(Problem details): Your task is to find every line in the records that holds the string "Factor" and copy it.

Extracted material section start

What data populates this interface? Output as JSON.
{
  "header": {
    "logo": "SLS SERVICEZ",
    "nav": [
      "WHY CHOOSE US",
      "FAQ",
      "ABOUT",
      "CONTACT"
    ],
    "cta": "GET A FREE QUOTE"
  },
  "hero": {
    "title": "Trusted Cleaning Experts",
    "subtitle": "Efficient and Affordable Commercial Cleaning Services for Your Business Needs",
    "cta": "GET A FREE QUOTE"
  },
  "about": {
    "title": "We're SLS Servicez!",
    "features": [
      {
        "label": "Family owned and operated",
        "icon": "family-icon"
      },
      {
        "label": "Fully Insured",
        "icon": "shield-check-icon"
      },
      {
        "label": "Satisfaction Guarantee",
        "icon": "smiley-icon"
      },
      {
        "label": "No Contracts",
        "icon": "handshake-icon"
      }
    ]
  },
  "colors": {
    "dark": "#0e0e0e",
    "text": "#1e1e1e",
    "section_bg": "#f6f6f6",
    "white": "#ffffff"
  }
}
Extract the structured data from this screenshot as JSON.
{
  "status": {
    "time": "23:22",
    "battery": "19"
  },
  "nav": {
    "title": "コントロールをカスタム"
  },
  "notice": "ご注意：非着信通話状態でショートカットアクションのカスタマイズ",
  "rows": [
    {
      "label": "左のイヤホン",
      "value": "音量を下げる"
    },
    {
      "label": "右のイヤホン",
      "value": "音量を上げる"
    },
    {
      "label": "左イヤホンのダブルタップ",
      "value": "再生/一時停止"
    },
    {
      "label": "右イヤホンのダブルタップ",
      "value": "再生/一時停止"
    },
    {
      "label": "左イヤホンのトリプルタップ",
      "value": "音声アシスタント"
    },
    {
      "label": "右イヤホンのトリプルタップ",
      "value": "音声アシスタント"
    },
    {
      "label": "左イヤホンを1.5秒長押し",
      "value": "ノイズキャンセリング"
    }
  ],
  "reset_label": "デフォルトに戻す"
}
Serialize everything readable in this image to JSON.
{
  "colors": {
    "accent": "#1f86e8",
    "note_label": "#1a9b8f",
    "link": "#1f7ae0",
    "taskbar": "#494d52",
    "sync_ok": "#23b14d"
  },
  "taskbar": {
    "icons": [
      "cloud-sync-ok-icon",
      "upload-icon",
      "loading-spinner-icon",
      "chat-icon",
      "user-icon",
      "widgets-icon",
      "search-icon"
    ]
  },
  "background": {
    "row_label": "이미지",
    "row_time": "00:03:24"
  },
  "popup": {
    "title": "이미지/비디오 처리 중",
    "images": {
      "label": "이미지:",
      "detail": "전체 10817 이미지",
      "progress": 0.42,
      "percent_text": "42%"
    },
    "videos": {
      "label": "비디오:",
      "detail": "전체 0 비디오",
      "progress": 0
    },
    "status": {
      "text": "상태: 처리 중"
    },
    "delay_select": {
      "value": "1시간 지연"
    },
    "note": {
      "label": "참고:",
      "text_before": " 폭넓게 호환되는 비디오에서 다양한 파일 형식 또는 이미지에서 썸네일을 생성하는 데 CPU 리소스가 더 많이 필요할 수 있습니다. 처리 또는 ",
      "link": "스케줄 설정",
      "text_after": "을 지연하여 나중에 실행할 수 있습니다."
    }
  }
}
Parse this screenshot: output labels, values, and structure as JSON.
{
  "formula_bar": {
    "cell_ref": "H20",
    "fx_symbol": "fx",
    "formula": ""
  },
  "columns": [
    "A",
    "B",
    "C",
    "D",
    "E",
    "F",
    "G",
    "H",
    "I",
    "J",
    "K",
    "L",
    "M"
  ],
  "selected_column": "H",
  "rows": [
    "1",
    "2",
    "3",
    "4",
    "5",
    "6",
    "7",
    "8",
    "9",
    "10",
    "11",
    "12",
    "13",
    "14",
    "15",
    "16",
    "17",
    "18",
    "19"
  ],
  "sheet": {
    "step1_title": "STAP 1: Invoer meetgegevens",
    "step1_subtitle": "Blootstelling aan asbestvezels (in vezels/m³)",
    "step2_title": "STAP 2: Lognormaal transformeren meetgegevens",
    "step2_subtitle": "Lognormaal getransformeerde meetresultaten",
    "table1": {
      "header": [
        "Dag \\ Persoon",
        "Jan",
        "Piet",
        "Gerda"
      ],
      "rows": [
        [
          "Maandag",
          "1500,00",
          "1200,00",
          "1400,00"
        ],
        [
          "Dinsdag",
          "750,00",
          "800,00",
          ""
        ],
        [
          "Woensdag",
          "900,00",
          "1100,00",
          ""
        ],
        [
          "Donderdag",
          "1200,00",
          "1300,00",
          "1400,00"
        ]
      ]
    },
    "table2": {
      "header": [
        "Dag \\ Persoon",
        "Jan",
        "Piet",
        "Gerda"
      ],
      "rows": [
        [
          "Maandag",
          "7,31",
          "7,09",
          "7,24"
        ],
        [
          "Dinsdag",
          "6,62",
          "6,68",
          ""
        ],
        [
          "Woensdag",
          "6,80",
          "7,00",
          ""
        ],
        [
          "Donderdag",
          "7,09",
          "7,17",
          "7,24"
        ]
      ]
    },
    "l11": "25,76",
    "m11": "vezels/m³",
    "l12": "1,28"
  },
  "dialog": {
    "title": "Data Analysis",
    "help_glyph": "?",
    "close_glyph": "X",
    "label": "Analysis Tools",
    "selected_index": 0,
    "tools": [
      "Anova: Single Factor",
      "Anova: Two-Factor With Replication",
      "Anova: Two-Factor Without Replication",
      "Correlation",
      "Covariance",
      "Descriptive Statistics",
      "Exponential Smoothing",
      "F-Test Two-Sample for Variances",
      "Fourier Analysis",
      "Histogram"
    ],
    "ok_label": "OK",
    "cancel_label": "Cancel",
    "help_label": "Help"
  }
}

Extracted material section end

(Task output):
      "Anova: Single Factor",
      "Anova: Two-Factor With Replication",
      "Anova: Two-Factor Without Replication",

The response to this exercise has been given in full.